Data for processing ->

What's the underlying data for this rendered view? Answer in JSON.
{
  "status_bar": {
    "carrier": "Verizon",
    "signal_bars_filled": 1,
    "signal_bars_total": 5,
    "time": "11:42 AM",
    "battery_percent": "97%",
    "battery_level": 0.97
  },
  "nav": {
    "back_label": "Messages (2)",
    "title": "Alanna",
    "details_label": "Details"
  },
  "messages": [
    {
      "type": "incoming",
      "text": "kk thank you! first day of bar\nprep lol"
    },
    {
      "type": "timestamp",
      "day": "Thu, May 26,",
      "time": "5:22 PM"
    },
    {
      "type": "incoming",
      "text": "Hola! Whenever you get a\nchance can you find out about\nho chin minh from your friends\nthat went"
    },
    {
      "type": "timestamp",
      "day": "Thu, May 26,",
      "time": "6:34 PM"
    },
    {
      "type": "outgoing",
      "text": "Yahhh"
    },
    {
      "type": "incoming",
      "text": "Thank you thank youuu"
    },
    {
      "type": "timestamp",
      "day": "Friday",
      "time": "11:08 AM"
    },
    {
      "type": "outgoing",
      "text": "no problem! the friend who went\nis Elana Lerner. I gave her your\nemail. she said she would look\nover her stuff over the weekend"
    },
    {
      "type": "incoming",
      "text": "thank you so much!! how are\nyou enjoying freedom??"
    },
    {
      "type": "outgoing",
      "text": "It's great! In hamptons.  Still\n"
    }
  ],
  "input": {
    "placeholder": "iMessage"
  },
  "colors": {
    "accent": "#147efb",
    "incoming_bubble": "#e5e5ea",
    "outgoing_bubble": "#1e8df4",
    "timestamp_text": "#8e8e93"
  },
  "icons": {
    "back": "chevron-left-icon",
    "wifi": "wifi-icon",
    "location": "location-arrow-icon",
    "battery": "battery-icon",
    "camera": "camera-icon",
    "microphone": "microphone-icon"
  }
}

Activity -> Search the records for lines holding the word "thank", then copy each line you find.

Solution to this task ->
      "text": "kk thank you! first day of bar\nprep lol"
      "text": "Thank you thank youuu"
      "text": "thank you so much!! how are\nyou enjoying freedom??"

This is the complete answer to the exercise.